═══ The data ═══

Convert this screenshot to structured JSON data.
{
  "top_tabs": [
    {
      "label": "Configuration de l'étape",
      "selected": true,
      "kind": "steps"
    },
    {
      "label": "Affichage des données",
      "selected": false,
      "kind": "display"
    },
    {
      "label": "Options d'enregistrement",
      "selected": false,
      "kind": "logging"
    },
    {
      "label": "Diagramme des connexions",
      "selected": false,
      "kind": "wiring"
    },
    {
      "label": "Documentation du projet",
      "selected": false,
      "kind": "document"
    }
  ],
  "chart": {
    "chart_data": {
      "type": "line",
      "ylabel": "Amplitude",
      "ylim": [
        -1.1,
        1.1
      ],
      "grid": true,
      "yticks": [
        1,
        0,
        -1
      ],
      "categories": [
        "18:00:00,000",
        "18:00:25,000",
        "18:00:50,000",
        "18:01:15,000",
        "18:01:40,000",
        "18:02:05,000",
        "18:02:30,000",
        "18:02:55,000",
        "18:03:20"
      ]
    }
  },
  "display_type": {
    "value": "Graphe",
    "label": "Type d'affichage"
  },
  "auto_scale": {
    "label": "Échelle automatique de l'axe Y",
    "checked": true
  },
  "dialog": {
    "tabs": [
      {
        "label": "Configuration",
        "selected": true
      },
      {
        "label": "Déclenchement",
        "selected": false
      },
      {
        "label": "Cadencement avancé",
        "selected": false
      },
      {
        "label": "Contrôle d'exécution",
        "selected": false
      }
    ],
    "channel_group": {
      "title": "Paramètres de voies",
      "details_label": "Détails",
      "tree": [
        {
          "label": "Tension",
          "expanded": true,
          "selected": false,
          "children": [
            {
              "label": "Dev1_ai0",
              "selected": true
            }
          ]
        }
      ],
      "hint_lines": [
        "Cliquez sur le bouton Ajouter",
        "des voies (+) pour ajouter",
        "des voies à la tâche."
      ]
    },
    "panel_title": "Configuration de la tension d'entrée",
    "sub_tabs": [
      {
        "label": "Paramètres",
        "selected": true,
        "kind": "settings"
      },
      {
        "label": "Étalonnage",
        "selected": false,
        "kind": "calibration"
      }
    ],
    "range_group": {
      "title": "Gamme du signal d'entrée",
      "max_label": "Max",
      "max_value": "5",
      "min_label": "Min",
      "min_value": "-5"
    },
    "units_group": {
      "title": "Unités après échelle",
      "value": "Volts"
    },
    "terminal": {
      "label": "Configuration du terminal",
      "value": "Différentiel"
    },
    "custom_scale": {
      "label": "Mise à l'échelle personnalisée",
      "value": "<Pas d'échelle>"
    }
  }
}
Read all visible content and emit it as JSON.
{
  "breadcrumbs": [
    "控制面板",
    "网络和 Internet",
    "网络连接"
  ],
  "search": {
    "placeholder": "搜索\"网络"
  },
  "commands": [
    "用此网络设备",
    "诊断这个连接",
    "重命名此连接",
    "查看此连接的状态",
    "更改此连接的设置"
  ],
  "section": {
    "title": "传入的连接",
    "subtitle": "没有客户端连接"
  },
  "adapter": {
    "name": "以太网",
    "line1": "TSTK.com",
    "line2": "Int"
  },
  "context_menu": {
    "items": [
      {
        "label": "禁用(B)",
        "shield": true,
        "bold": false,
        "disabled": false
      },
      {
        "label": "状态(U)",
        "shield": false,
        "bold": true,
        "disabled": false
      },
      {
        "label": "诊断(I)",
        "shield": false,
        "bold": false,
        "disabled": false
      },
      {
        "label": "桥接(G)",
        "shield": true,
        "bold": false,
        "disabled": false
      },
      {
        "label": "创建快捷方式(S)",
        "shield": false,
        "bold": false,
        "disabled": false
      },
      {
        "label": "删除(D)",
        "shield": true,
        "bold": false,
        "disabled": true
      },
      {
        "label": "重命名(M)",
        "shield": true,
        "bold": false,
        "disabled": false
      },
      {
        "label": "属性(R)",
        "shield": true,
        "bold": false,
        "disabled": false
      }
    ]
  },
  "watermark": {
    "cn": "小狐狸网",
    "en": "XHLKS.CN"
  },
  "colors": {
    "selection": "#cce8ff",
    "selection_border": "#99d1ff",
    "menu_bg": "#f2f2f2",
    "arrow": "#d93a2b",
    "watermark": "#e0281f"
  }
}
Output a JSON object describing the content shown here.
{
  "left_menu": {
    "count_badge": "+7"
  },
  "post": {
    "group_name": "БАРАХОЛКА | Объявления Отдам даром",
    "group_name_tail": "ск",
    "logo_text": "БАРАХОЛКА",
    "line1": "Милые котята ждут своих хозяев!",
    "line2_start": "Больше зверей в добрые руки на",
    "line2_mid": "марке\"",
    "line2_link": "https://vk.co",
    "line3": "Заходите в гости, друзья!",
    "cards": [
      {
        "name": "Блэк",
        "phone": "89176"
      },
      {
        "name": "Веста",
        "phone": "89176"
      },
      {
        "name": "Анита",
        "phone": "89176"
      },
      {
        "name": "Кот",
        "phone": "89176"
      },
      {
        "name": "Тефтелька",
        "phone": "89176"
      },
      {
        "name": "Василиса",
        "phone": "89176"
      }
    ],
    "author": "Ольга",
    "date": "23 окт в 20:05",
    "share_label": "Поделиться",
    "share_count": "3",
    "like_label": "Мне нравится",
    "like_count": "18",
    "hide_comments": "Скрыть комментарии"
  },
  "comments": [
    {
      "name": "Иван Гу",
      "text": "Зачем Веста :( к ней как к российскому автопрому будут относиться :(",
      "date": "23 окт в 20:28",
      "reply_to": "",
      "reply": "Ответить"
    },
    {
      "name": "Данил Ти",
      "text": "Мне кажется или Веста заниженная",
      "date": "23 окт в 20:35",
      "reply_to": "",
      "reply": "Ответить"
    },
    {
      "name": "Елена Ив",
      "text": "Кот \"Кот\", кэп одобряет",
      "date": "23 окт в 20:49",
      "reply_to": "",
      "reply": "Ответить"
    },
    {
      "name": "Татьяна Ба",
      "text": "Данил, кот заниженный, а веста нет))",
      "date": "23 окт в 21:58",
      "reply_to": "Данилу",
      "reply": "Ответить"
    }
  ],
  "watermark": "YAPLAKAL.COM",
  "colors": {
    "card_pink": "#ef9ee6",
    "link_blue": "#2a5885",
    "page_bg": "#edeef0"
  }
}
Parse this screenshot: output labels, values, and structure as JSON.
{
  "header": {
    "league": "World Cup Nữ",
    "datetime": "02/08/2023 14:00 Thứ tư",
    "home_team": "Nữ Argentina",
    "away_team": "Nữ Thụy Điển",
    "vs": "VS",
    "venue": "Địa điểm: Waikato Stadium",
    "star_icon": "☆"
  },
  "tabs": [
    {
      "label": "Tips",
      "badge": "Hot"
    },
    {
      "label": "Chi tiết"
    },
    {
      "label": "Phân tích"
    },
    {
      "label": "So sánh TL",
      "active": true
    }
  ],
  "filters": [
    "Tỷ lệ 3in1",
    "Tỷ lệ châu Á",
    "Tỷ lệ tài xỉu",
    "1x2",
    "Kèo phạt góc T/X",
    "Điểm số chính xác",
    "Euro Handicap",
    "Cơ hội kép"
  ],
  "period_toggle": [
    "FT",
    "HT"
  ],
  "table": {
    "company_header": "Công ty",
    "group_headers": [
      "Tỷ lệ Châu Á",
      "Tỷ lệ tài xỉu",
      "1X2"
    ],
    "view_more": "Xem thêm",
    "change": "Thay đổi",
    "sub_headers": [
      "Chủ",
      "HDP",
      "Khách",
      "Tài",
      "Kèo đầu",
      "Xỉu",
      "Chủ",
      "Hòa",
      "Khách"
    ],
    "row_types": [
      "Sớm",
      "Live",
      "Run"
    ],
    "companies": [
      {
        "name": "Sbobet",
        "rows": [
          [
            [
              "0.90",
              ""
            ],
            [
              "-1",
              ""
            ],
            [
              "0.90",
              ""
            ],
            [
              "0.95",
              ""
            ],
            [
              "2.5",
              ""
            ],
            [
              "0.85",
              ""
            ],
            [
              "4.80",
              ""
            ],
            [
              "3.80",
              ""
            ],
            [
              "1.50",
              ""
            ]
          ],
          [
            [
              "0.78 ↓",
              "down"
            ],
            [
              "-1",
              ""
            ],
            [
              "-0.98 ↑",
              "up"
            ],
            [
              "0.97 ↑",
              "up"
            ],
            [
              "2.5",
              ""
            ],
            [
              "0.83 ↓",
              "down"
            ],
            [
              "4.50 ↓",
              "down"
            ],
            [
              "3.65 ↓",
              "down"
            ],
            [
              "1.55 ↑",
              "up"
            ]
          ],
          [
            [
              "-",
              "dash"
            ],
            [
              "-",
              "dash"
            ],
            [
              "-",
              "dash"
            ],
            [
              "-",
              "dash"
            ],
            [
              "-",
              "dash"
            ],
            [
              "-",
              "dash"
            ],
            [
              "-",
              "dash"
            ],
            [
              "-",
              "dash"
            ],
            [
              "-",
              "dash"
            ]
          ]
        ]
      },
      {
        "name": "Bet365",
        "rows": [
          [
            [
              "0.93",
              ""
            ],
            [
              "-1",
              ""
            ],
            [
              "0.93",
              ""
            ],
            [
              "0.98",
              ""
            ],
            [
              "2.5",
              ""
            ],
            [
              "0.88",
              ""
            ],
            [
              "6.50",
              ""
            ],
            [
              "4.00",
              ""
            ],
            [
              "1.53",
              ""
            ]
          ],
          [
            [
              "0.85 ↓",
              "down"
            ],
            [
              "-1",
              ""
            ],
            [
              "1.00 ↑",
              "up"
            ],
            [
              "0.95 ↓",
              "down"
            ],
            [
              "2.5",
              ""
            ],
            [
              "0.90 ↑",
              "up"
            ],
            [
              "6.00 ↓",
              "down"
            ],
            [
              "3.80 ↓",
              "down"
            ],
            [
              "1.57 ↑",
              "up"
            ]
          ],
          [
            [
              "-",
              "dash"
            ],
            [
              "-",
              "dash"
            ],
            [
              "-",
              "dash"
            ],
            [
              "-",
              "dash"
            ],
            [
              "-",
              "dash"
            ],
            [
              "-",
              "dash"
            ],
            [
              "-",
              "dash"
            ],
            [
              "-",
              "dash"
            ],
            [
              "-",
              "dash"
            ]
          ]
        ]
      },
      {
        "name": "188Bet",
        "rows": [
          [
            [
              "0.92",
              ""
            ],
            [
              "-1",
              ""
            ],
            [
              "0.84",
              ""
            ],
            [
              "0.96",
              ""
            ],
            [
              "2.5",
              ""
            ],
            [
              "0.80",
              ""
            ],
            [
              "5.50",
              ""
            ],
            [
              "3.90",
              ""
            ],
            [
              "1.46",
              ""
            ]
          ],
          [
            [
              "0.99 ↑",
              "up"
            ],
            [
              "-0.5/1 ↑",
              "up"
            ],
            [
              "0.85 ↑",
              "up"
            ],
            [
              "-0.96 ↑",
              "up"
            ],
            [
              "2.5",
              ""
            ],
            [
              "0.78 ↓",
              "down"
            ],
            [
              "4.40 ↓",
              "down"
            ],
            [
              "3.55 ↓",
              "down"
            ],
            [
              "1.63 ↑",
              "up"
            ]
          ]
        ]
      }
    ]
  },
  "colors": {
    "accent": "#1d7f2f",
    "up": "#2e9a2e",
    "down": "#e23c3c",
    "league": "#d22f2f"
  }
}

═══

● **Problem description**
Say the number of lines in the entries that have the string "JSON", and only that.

● **Task response**
4